:: Instructions for the task ::
Return the records below word for word.

:: Element data from apps and pages ::

=======

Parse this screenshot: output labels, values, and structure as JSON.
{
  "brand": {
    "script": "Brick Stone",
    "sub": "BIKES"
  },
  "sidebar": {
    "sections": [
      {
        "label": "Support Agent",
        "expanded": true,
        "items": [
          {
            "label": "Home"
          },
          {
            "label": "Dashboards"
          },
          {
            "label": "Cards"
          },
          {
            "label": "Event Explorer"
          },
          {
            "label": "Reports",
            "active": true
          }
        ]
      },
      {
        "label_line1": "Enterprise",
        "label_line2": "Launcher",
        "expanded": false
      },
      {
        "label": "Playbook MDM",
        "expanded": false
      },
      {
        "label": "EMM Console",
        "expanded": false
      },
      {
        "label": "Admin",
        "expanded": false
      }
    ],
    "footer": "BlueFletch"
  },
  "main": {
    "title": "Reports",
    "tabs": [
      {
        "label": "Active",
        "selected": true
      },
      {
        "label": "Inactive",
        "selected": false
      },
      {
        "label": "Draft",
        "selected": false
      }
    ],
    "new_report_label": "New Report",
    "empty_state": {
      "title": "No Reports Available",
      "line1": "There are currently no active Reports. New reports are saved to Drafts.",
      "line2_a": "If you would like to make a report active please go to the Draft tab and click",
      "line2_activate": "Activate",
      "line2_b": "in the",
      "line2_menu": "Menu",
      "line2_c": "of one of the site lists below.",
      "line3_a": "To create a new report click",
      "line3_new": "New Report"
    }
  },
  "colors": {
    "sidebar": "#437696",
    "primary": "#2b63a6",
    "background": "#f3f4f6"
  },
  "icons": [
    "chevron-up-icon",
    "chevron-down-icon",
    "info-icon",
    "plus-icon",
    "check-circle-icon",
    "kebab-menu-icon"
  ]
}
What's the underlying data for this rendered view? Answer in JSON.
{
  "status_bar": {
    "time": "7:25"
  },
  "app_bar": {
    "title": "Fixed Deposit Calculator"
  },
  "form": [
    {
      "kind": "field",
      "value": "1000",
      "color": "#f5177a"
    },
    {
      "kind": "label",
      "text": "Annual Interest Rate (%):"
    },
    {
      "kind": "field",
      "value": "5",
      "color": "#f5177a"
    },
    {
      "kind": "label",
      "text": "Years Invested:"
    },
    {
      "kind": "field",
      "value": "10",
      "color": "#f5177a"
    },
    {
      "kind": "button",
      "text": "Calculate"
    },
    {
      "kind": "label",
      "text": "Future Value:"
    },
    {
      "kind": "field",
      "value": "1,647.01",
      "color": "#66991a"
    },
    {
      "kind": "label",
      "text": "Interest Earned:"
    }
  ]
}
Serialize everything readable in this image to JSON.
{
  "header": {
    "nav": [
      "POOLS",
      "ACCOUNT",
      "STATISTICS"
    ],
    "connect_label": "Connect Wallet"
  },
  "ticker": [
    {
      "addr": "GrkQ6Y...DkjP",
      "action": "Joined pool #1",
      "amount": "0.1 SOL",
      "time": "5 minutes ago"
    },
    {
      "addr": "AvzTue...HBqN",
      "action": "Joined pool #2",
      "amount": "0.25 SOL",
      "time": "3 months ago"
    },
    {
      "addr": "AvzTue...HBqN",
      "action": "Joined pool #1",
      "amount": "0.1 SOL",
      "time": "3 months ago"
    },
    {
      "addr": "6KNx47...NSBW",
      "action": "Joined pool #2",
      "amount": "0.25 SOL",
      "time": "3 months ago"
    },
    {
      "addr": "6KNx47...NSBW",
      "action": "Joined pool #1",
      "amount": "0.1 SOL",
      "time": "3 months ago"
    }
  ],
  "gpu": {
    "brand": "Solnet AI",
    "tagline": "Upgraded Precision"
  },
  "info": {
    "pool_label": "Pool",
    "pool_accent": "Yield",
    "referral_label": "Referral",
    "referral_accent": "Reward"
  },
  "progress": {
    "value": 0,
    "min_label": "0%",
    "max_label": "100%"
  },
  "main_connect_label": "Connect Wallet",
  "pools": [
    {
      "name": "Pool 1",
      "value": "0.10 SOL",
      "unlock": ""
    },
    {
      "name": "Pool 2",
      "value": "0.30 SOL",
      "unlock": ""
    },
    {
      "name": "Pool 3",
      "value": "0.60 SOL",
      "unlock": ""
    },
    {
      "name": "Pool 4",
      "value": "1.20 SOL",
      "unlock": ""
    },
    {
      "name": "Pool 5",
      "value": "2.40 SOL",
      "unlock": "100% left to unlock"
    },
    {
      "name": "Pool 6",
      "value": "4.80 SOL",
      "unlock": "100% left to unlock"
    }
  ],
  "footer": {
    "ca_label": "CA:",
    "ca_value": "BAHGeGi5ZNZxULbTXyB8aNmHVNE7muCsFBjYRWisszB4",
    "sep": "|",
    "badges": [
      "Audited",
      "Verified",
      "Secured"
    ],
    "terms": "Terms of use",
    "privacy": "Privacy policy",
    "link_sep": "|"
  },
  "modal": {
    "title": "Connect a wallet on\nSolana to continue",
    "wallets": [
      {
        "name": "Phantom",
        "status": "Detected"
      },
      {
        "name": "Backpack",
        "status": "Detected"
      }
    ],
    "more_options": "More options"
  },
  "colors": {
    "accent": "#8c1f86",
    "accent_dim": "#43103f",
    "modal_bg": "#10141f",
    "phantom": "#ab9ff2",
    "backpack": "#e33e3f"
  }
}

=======

:: Task response ::
Parse this screenshot: output labels, values, and structure as JSON.
{
  "brand": {
    "script": "Brick Stone",
    "sub": "BIKES"
  },
  "sidebar": {
    "sections": [
      {
        "label": "Support Agent",
        "expanded": true,
        "items": [
          {
            "label": "Home"
          },
          {
            "label": "Dashboards"
          },
          {
            "label": "Cards"
          },
          {
            "label": "Event Explorer"
          },
          {
            "label": "Reports",
            "active": true
          }
        ]
      },
      {
        "label_line1": "Enterprise",
        "label_line2": "Launcher",
        "expanded": false
      },
      {
        "label": "Playbook MDM",
        "expanded": false
      },
      {
        "label": "EMM Console",
        "expanded": false
      },
      {
        "label": "Admin",
        "expanded": false
      }
    ],
    "footer": "BlueFletch"
  },
  "main": {
    "title": "Reports",
    "tabs": [
      {
        "label": "Active",
        "selected": true
      },
      {
        "label": "Inactive",
        "selected": false
      },
      {
        "label": "Draft",
        "selected": false
      }
    ],
    "new_report_label": "New Report",
    "empty_state": {
      "title": "No Reports Available",
      "line1": "There are currently no active Reports. New reports are saved to Drafts.",
      "line2_a": "If you would like to make a report active please go to the Draft tab and click",
      "line2_activate": "Activate",
      "line2_b": "in the",
      "line2_menu": "Menu",
      "line2_c": "of one of the site lists below.",
      "line3_a": "To create a new report click",
      "line3_new": "New Report"
    }
  },
  "colors": {
    "sidebar": "#437696",
    "primary": "#2b63a6",
    "background": "#f3f4f6"
  },
  "icons": [
    "chevron-up-icon",
    "chevron-down-icon",
    "info-icon",
    "plus-icon",
    "check-circle-icon",
    "kebab-menu-icon"
  ]
}
What's the underlying data for this rendered view? Answer in JSON.
{
  "status_bar": {
    "time": "7:25"
  },
  "app_bar": {
    "title": "Fixed Deposit Calculator"
  },
  "form": [
    {
      "kind": "field",
      "value": "1000",
      "color": "#f5177a"
    },
    {
      "kind": "label",
      "text": "Annual Interest Rate (%):"
    },
    {
      "kind": "field",
      "value": "5",
      "color": "#f5177a"
    },
    {
      "kind": "label",
      "text": "Years Invested:"
    },
    {
      "kind": "field",
      "value": "10",
      "color": "#f5177a"
    },
    {
      "kind": "button",
      "text": "Calculate"
    },
    {
      "kind": "label",
      "text": "Future Value:"
    },
    {
      "kind": "field",
      "value": "1,647.01",
      "color": "#66991a"
    },
    {
      "kind": "label",
      "text": "Interest Earned:"
    }
  ]
}
Serialize everything readable in this image to JSON.
{
  "header": {
    "nav": [
      "POOLS",
      "ACCOUNT",
      "STATISTICS"
    ],
    "connect_label": "Connect Wallet"
  },
  "ticker": [
    {
      "addr": "GrkQ6Y...DkjP",
      "action": "Joined pool #1",
      "amount": "0.1 SOL",
      "time": "5 minutes ago"
    },
    {
      "addr": "AvzTue...HBqN",
      "action": "Joined pool #2",
      "amount": "0.25 SOL",
      "time": "3 months ago"
    },
    {
      "addr": "AvzTue...HBqN",
      "action": "Joined pool #1",
      "amount": "0.1 SOL",
      "time": "3 months ago"
    },
    {
      "addr": "6KNx47...NSBW",
      "action": "Joined pool #2",
      "amount": "0.25 SOL",
      "time": "3 months ago"
    },
    {
      "addr": "6KNx47...NSBW",
      "action": "Joined pool #1",
      "amount": "0.1 SOL",
      "time": "3 months ago"
    }
  ],
  "gpu": {
    "brand": "Solnet AI",
    "tagline": "Upgraded Precision"
  },
  "info": {
    "pool_label": "Pool",
    "pool_accent": "Yield",
    "referral_label": "Referral",
    "referral_accent": "Reward"
  },
  "progress": {
    "value": 0,
    "min_label": "0%",
    "max_label": "100%"
  },
  "main_connect_label": "Connect Wallet",
  "pools": [
    {
      "name": "Pool 1",
      "value": "0.10 SOL",
      "unlock": ""
    },
    {
      "name": "Pool 2",
      "value": "0.30 SOL",
      "unlock": ""
    },
    {
      "name": "Pool 3",
      "value": "0.60 SOL",
      "unlock": ""
    },
    {
      "name": "Pool 4",
      "value": "1.20 SOL",
      "unlock": ""
    },
    {
      "name": "Pool 5",
      "value": "2.40 SOL",
      "unlock": "100% left to unlock"
    },
    {
      "name": "Pool 6",
      "value": "4.80 SOL",
      "unlock": "100% left to unlock"
    }
  ],
  "footer": {
    "ca_label": "CA:",
    "ca_value": "BAHGeGi5ZNZxULbTXyB8aNmHVNE7muCsFBjYRWisszB4",
    "sep": "|",
    "badges": [
      "Audited",
      "Verified",
      "Secured"
    ],
    "terms": "Terms of use",
    "privacy": "Privacy policy",
    "link_sep": "|"
  },
  "modal": {
    "title": "Connect a wallet on\nSolana to continue",
    "wallets": [
      {
        "name": "Phantom",
        "status": "Detected"
      },
      {
        "name": "Backpack",
        "status": "Detected"
      }
    ],
    "more_options": "More options"
  },
  "colors": {
    "accent": "#8c1f86",
    "accent_dim": "#43103f",
    "modal_bg": "#10141f",
    "phantom": "#ab9ff2",
    "backpack": "#e33e3f"
  }
}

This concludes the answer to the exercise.